### The task
The data below should be restated word for word, pictures omitted.

[Opening Information provided section]

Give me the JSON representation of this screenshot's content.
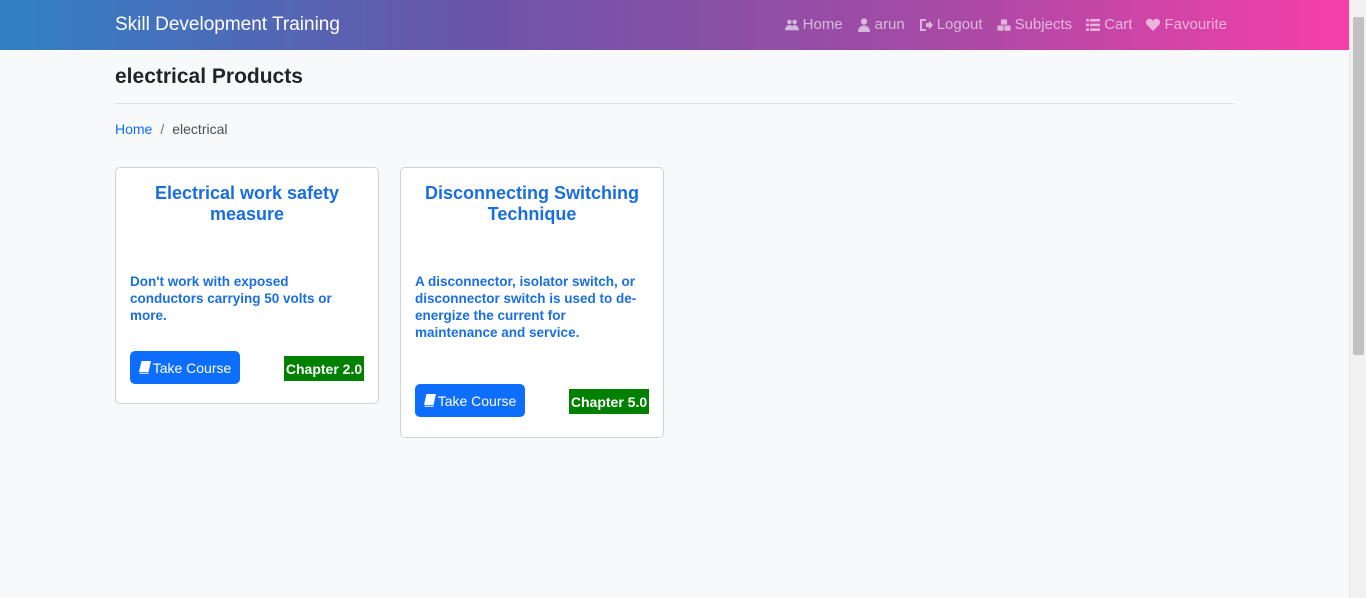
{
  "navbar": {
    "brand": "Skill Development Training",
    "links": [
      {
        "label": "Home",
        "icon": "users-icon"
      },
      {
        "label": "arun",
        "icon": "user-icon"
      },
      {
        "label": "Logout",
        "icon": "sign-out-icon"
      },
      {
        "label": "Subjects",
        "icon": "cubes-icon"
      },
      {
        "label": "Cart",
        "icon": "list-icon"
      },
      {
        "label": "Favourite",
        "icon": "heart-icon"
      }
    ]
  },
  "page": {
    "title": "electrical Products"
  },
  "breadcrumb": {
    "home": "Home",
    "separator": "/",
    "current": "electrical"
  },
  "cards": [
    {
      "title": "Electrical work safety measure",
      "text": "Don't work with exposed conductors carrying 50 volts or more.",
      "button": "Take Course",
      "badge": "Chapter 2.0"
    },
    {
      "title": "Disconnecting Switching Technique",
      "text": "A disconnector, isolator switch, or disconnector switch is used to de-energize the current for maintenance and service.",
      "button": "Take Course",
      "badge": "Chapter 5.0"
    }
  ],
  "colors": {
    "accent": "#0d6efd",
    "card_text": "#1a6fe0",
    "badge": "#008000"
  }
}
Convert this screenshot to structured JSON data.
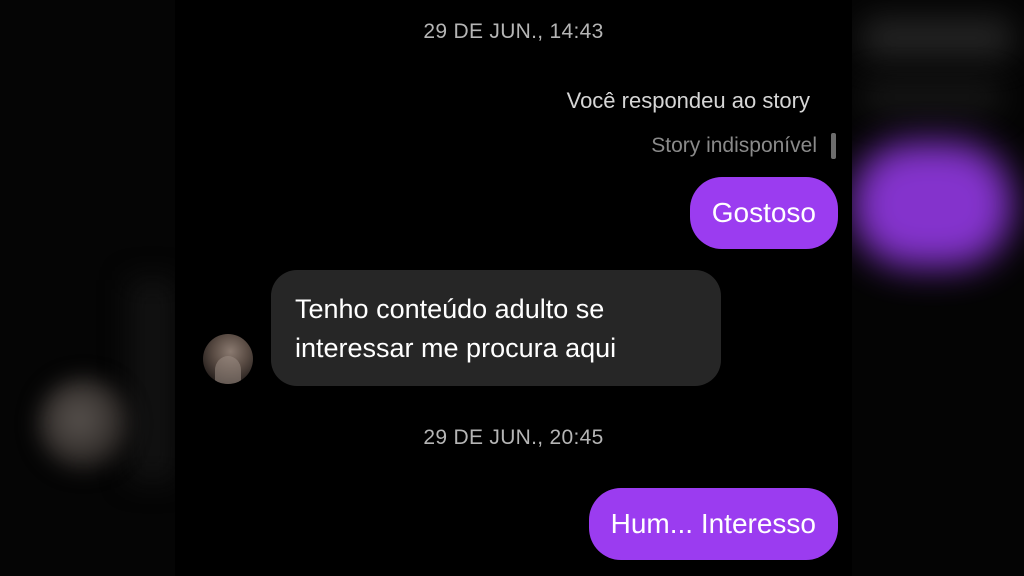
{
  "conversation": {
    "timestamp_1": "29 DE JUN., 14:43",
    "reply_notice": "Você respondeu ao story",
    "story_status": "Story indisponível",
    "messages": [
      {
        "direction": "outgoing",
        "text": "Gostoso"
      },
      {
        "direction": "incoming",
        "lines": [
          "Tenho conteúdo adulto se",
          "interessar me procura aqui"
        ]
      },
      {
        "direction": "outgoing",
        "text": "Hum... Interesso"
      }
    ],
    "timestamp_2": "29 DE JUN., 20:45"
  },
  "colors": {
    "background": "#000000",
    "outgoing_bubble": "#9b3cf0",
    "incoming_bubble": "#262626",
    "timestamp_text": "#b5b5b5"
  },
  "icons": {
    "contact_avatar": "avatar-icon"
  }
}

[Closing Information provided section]

### Problem solution
Give me the JSON representation of this screenshot's content.
{
  "navbar": {
    "brand": "Skill Development Training",
    "links": [
      {
        "label": "Home",
        "icon": "users-icon"
      },
      {
        "label": "arun",
        "icon": "user-icon"
      },
      {
        "label": "Logout",
        "icon": "sign-out-icon"
      },
      {
        "label": "Subjects",
        "icon": "cubes-icon"
      },
      {
        "label": "Cart",
        "icon": "list-icon"
      },
      {
        "label": "Favourite",
        "icon": "heart-icon"
      }
    ]
  },
  "page": {
    "title": "electrical Products"
  },
  "breadcrumb": {
    "home": "Home",
    "separator": "/",
    "current": "electrical"
  },
  "cards": [
    {
      "title": "Electrical work safety measure",
      "text": "Don't work with exposed conductors carrying 50 volts or more.",
      "button": "Take Course",
      "badge": "Chapter 2.0"
    },
    {
      "title": "Disconnecting Switching Technique",
      "text": "A disconnector, isolator switch, or disconnector switch is used to de-energize the current for maintenance and service.",
      "button": "Take Course",
      "badge": "Chapter 5.0"
    }
  ],
  "colors": {
    "accent": "#0d6efd",
    "card_text": "#1a6fe0",
    "badge": "#008000"
  }
}
Convert this screenshot to structured JSON data.
{
  "conversation": {
    "timestamp_1": "29 DE JUN., 14:43",
    "reply_notice": "Você respondeu ao story",
    "story_status": "Story indisponível",
    "messages": [
      {
        "direction": "outgoing",
        "text": "Gostoso"
      },
      {
        "direction": "incoming",
        "lines": [
          "Tenho conteúdo adulto se",
          "interessar me procura aqui"
        ]
      },
      {
        "direction": "outgoing",
        "text": "Hum... Interesso"
      }
    ],
    "timestamp_2": "29 DE JUN., 20:45"
  },
  "colors": {
    "background": "#000000",
    "outgoing_bubble": "#9b3cf0",
    "incoming_bubble": "#262626",
    "timestamp_text": "#b5b5b5"
  },
  "icons": {
    "contact_avatar": "avatar-icon"
  }
}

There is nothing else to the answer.